The U.S. war against terrorism has quickly reshaped relations with both Canada and Mexico. The strong trade link, through the North American Free Trade Agreement (NAFTA), is also becoming a strong security arrangement.

The impact of the terrorist attacks against the United States has been felt south of the border. Armed soldiers can be seen patrolling near the bridges that connect Juarez with the city of El Paso, Texas. Mexican Customs agents are also on the alert for suspicious-looking vehicles.

U.S. Immigration Service agents say there has been excellent cooperation from Mexican officials and from the Mexican consulate in El Paso during this time of heightened alert.

Mexico's Interior Minister, Santiago Creel, says steps are being taken to prevent terrorists from operating from Mexico. He says Mexican authorities are reinforcing the nation's intelligence, law enforcement and immigration measures. He says he wants to keep his nation calm, and that there is no evidence so far that Mexico is at risk.

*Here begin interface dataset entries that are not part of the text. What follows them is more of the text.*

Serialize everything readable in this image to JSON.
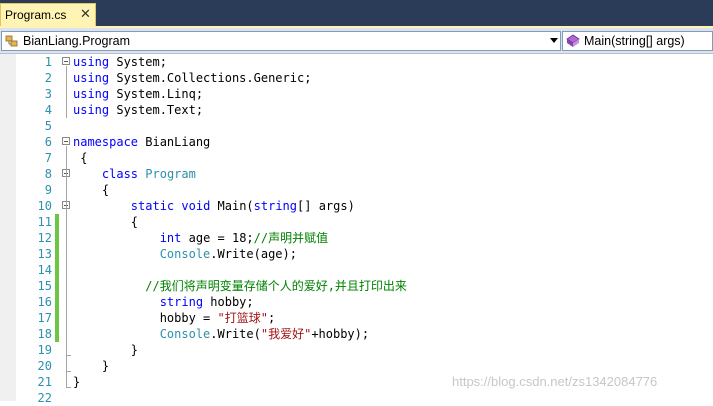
{
  "tab": {
    "title": "Program.cs",
    "close_glyph": "✕"
  },
  "navbar": {
    "type_combo": "BianLiang.Program",
    "member_combo": "Main(string[] args)"
  },
  "editor": {
    "lines": [
      {
        "n": "1",
        "tokens": [
          [
            "kw",
            "using"
          ],
          [
            "",
            " System;"
          ]
        ]
      },
      {
        "n": "2",
        "tokens": [
          [
            "kw",
            "using"
          ],
          [
            "",
            " System.Collections.Generic;"
          ]
        ]
      },
      {
        "n": "3",
        "tokens": [
          [
            "kw",
            "using"
          ],
          [
            "",
            " System.Linq;"
          ]
        ]
      },
      {
        "n": "4",
        "tokens": [
          [
            "kw",
            "using"
          ],
          [
            "",
            " System.Text;"
          ]
        ]
      },
      {
        "n": "5",
        "tokens": []
      },
      {
        "n": "6",
        "tokens": [
          [
            "kw",
            "namespace"
          ],
          [
            "",
            " BianLiang"
          ]
        ]
      },
      {
        "n": "7",
        "tokens": [
          [
            "",
            " {"
          ]
        ]
      },
      {
        "n": "8",
        "tokens": [
          [
            "",
            "    "
          ],
          [
            "kw",
            "class"
          ],
          [
            "",
            " "
          ],
          [
            "ty",
            "Program"
          ]
        ]
      },
      {
        "n": "9",
        "tokens": [
          [
            "",
            "    {"
          ]
        ]
      },
      {
        "n": "10",
        "tokens": [
          [
            "",
            "        "
          ],
          [
            "kw",
            "static"
          ],
          [
            "",
            " "
          ],
          [
            "kw",
            "void"
          ],
          [
            "",
            " Main("
          ],
          [
            "kw",
            "string"
          ],
          [
            "",
            "[] args)"
          ]
        ]
      },
      {
        "n": "11",
        "tokens": [
          [
            "",
            "        {"
          ]
        ]
      },
      {
        "n": "12",
        "tokens": [
          [
            "",
            "            "
          ],
          [
            "kw",
            "int"
          ],
          [
            "",
            " age = 18;"
          ],
          [
            "cm",
            "//声明并赋值"
          ]
        ]
      },
      {
        "n": "13",
        "tokens": [
          [
            "",
            "            "
          ],
          [
            "ty",
            "Console"
          ],
          [
            "",
            ".Write(age);"
          ]
        ]
      },
      {
        "n": "14",
        "tokens": []
      },
      {
        "n": "15",
        "tokens": [
          [
            "",
            "          "
          ],
          [
            "cm",
            "//我们将声明变量存储个人的爱好,并且打印出来"
          ]
        ]
      },
      {
        "n": "16",
        "tokens": [
          [
            "",
            "            "
          ],
          [
            "kw",
            "string"
          ],
          [
            "",
            " hobby;"
          ]
        ]
      },
      {
        "n": "17",
        "tokens": [
          [
            "",
            "            hobby = "
          ],
          [
            "st",
            "\"打篮球\""
          ],
          [
            "",
            ";"
          ]
        ]
      },
      {
        "n": "18",
        "tokens": [
          [
            "",
            "            "
          ],
          [
            "ty",
            "Console"
          ],
          [
            "",
            ".Write("
          ],
          [
            "st",
            "\"我爱好\""
          ],
          [
            "",
            "+hobby);"
          ]
        ]
      },
      {
        "n": "19",
        "tokens": [
          [
            "",
            "        }"
          ]
        ]
      },
      {
        "n": "20",
        "tokens": [
          [
            "",
            "    }"
          ]
        ]
      },
      {
        "n": "21",
        "tokens": [
          [
            "",
            "}"
          ]
        ]
      },
      {
        "n": "22",
        "tokens": []
      }
    ],
    "changed_lines": [
      "11",
      "12",
      "13",
      "14",
      "15",
      "16",
      "17",
      "18"
    ],
    "colors": {
      "keyword": "#0000ff",
      "type": "#2b91af",
      "comment": "#008000",
      "string": "#a31515",
      "change_bar": "#6cc644"
    }
  },
  "watermark": "https://blog.csdn.net/zs1342084776"
}
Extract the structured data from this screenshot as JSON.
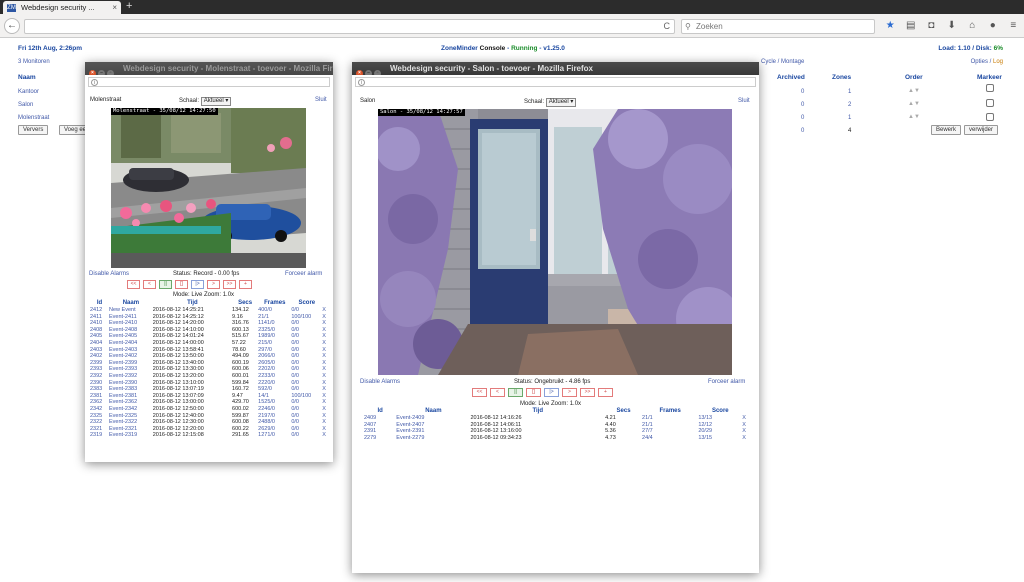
{
  "browser": {
    "tab_title": "Webdesign security ...",
    "tab_close": "×",
    "new_tab": "+",
    "back": "←",
    "reload": "C",
    "search_placeholder": "Zoeken",
    "search_icon": "search-icon",
    "toolbar_icons": [
      "star-icon",
      "clipboard-icon",
      "pocket-icon",
      "download-icon",
      "home-icon",
      "chat-icon",
      "menu-icon"
    ]
  },
  "console": {
    "date": "Fri 12th Aug, 2:26pm",
    "title_app": "ZoneMinder",
    "title_console": "Console",
    "title_state": "Running",
    "title_version": "v1.25.0",
    "load": "Load: 1.10 / Disk: ",
    "disk": "6%",
    "monitors_count": "3 Monitoren",
    "cycle": "Cycle / Montage",
    "options": "Opties / ",
    "log": "Log",
    "headers": {
      "name": "Naam",
      "archived": "Archived",
      "zones": "Zones",
      "order": "Order",
      "mark": "Markeer"
    },
    "monitors": [
      {
        "name": "Kantoor",
        "archived": "0",
        "zones": "1"
      },
      {
        "name": "Salon",
        "archived": "0",
        "zones": "2"
      },
      {
        "name": "Molenstraat",
        "archived": "0",
        "zones": "1"
      }
    ],
    "totals": {
      "archived": "0",
      "zones": "4"
    },
    "refresh_button": "Ververs",
    "add_button": "Voeg ee",
    "edit_button": "Bewerk",
    "delete_button": "verwijder"
  },
  "win1": {
    "title": "Webdesign security - Molenstraat - toevoer - Mozilla Firefox",
    "monitor": "Molenstraat",
    "scale_label": "Schaal:",
    "scale_value": "Aktueel",
    "close": "Sluit",
    "osd": "Molenstraat - 35/08/12 14:27:50",
    "disable_alarms": "Disable Alarms",
    "status": "Status: Record - 0.00 fps",
    "force_alarm": "Forceer alarm",
    "mode": "Mode: Live   Zoom: 1.0x",
    "controls": [
      "<<",
      "<",
      "||",
      "[]",
      "|>",
      ">",
      ">>",
      "+"
    ],
    "columns": [
      "Id",
      "Naam",
      "Tijd",
      "Secs",
      "Frames",
      "Score"
    ],
    "events": [
      [
        "2412",
        "New Event",
        "2016-08-12 14:25:21",
        "134.12",
        "400/0",
        "0/0"
      ],
      [
        "2411",
        "Event-2411",
        "2016-08-12 14:25:12",
        "9.16",
        "21/1",
        "100/100"
      ],
      [
        "2410",
        "Event-2410",
        "2016-08-12 14:20:00",
        "316.76",
        "1141/0",
        "0/0"
      ],
      [
        "2408",
        "Event-2408",
        "2016-08-12 14:10:00",
        "600.13",
        "2325/0",
        "0/0"
      ],
      [
        "2405",
        "Event-2405",
        "2016-08-12 14:01:24",
        "515.67",
        "1989/0",
        "0/0"
      ],
      [
        "2404",
        "Event-2404",
        "2016-08-12 14:00:00",
        "57.22",
        "215/0",
        "0/0"
      ],
      [
        "2403",
        "Event-2403",
        "2016-08-12 13:58:41",
        "78.60",
        "297/0",
        "0/0"
      ],
      [
        "2402",
        "Event-2402",
        "2016-08-12 13:50:00",
        "494.09",
        "2066/0",
        "0/0"
      ],
      [
        "2399",
        "Event-2399",
        "2016-08-12 13:40:00",
        "600.19",
        "2605/0",
        "0/0"
      ],
      [
        "2393",
        "Event-2393",
        "2016-08-12 13:30:00",
        "600.06",
        "2202/0",
        "0/0"
      ],
      [
        "2392",
        "Event-2392",
        "2016-08-12 13:20:00",
        "600.01",
        "2233/0",
        "0/0"
      ],
      [
        "2390",
        "Event-2390",
        "2016-08-12 13:10:00",
        "599.84",
        "2220/0",
        "0/0"
      ],
      [
        "2383",
        "Event-2383",
        "2016-08-12 13:07:19",
        "160.72",
        "592/0",
        "0/0"
      ],
      [
        "2381",
        "Event-2381",
        "2016-08-12 13:07:09",
        "9.47",
        "14/1",
        "100/100"
      ],
      [
        "2362",
        "Event-2362",
        "2016-08-12 13:00:00",
        "429.70",
        "1525/0",
        "0/0"
      ],
      [
        "2342",
        "Event-2342",
        "2016-08-12 12:50:00",
        "600.02",
        "2246/0",
        "0/0"
      ],
      [
        "2325",
        "Event-2325",
        "2016-08-12 12:40:00",
        "599.87",
        "2197/0",
        "0/0"
      ],
      [
        "2322",
        "Event-2322",
        "2016-08-12 12:30:00",
        "600.08",
        "2488/0",
        "0/0"
      ],
      [
        "2321",
        "Event-2321",
        "2016-08-12 12:20:00",
        "600.22",
        "2629/0",
        "0/0"
      ],
      [
        "2319",
        "Event-2319",
        "2016-08-12 12:15:08",
        "291.65",
        "1271/0",
        "0/0"
      ]
    ],
    "delete_mark": "X"
  },
  "win2": {
    "title": "Webdesign security - Salon - toevoer - Mozilla Firefox",
    "monitor": "Salon",
    "scale_label": "Schaal:",
    "scale_value": "Aktueel",
    "close": "Sluit",
    "osd": "Salon - 35/08/12 14:27:57",
    "disable_alarms": "Disable Alarms",
    "status": "Status: Ongebruikt - 4.86 fps",
    "force_alarm": "Forceer alarm",
    "mode": "Mode: Live   Zoom: 1.0x",
    "controls": [
      "<<",
      "<",
      "||",
      "[]",
      "|>",
      ">",
      ">>",
      "+"
    ],
    "columns": [
      "Id",
      "Naam",
      "Tijd",
      "Secs",
      "Frames",
      "Score"
    ],
    "events": [
      [
        "2409",
        "Event-2409",
        "2016-08-12 14:16:26",
        "4.21",
        "21/1",
        "13/13"
      ],
      [
        "2407",
        "Event-2407",
        "2016-08-12 14:06:11",
        "4.40",
        "21/1",
        "12/12"
      ],
      [
        "2391",
        "Event-2391",
        "2016-08-12 13:16:00",
        "5.36",
        "27/7",
        "20/29"
      ],
      [
        "2279",
        "Event-2279",
        "2016-08-12 09:34:23",
        "4.73",
        "24/4",
        "13/15"
      ]
    ],
    "delete_mark": "X"
  }
}
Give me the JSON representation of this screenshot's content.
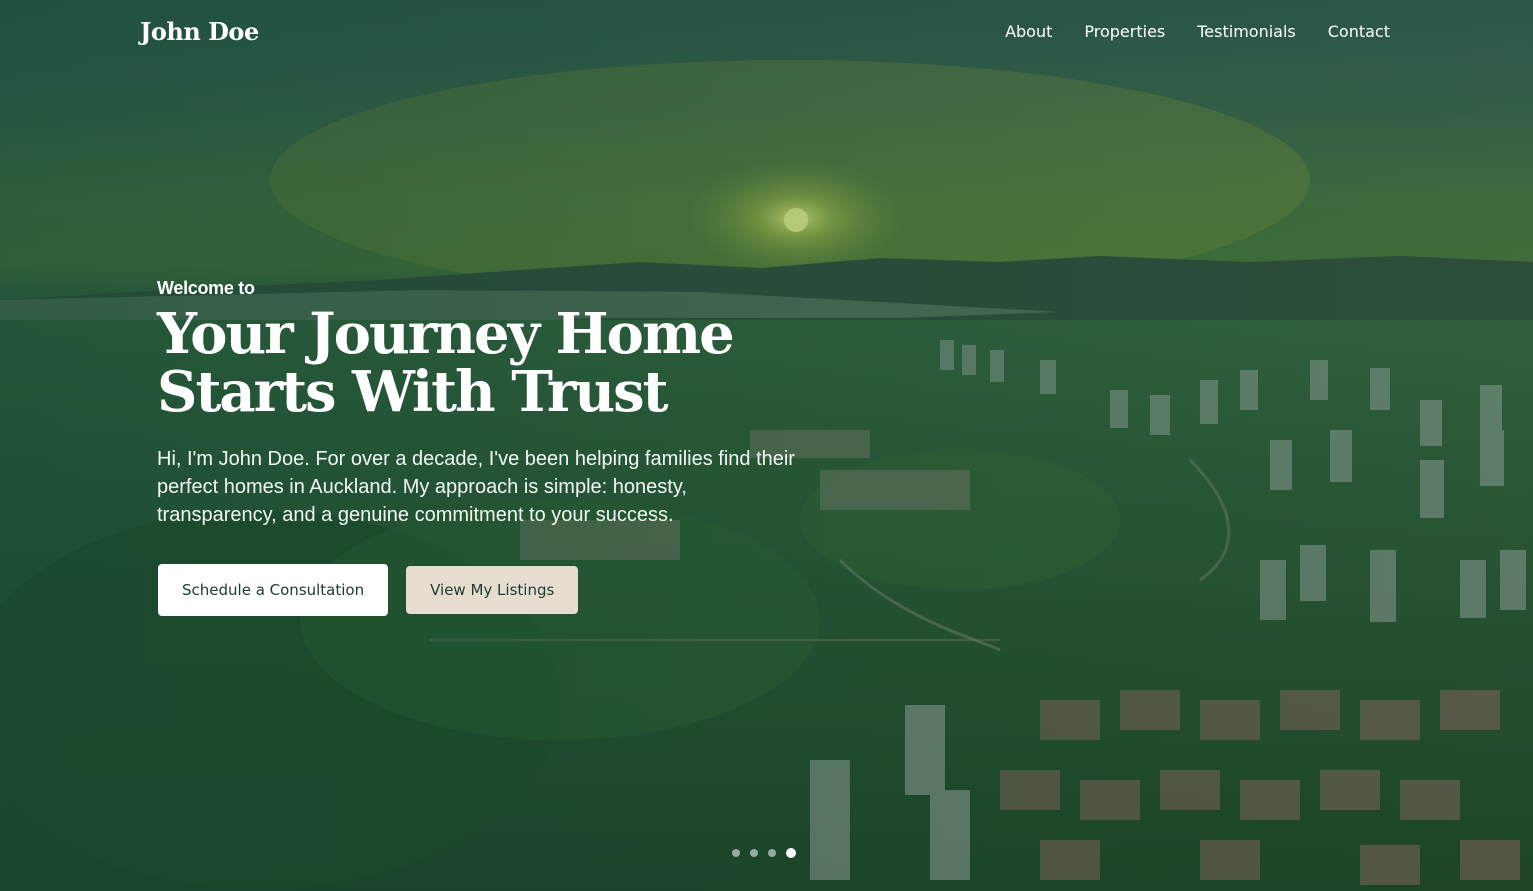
{
  "nav": {
    "logo": "John Doe",
    "links": [
      "About",
      "Properties",
      "Testimonials",
      "Contact"
    ]
  },
  "hero": {
    "eyebrow": "Welcome to",
    "headline_line1": "Your Journey Home",
    "headline_line2": "Starts With Trust",
    "intro": "Hi, I'm John Doe. For over a decade, I've been helping families find their perfect homes in Auckland. My approach is simple: honesty, transparency, and a genuine commitment to your success.",
    "primary_button": "Schedule a Consultation",
    "secondary_button": "View My Listings",
    "carousel": {
      "slide_count": 4,
      "active_slide": 4
    }
  },
  "colors": {
    "overlay": "#1f5a45",
    "button_primary_bg": "#ffffff",
    "button_secondary_bg": "#e6ddd0",
    "button_text": "#1e3b30"
  }
}
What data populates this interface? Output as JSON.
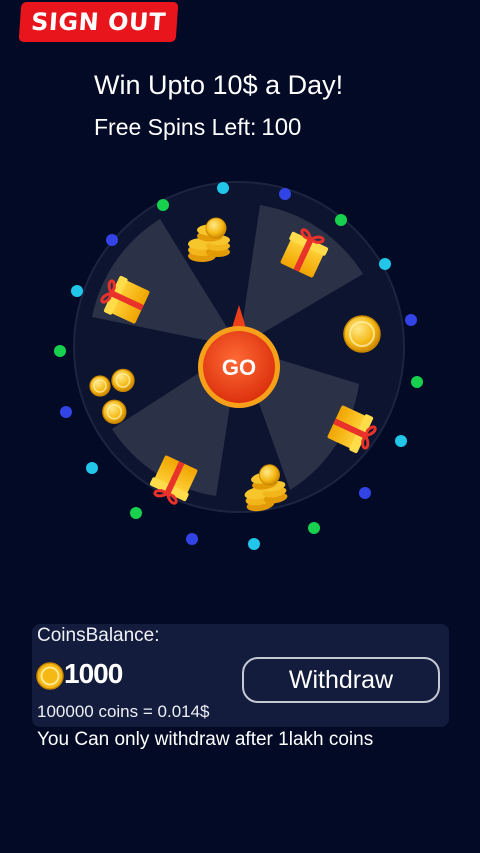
{
  "header": {
    "signout_label": "SIGN OUT",
    "headline": "Win Upto 10$ a Day!",
    "free_spins_label": "Free Spins Left:",
    "free_spins_value": "100"
  },
  "wheel": {
    "go_label": "GO",
    "segments": [
      "coin-stack",
      "gift",
      "coin",
      "gift",
      "coin-stack",
      "gift",
      "coins",
      "gift"
    ],
    "colors": {
      "segment_dark": "#0c1430",
      "segment_light": "#2b3147",
      "go_orange": "#ee3f18",
      "go_ring": "#f7a11a",
      "dot_cyan": "#22c6e8",
      "dot_blue": "#3344e6",
      "dot_green": "#17d04e"
    }
  },
  "wallet": {
    "balance_label": "CoinsBalance:",
    "balance_value": "1000",
    "withdraw_label": "Withdraw",
    "rate_text": "100000 coins = 0.014$",
    "note_text": "You Can only withdraw after 1lakh coins"
  }
}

In the days after the September 11 attacks, Mexican authorities detained dozens of people of Central Asian or Middle Eastern origin, but Mr. Creel says no one is currently being held in connection with the terrorist acts.

Mexican army troops remain on the southern border to prevent the entry of undocumented people from other nations who may wish to transit Mexico on the way to the United States. There is also extra security around Mexico's oil fields and refineries.

Mexico supplies the United States with 1.5 million barrels of oil each day.

U.S. officials increasingly see Mexico and Canada as the rear guard for protecting the United States. A report conducted in late September by a private firm called Strategic Forecasting says security will become the major issue in the relations between the three nations.

The report predicted that the United States, Canada and Mexico would work to form a North American security perimeter, with counter-terrorism being the priority.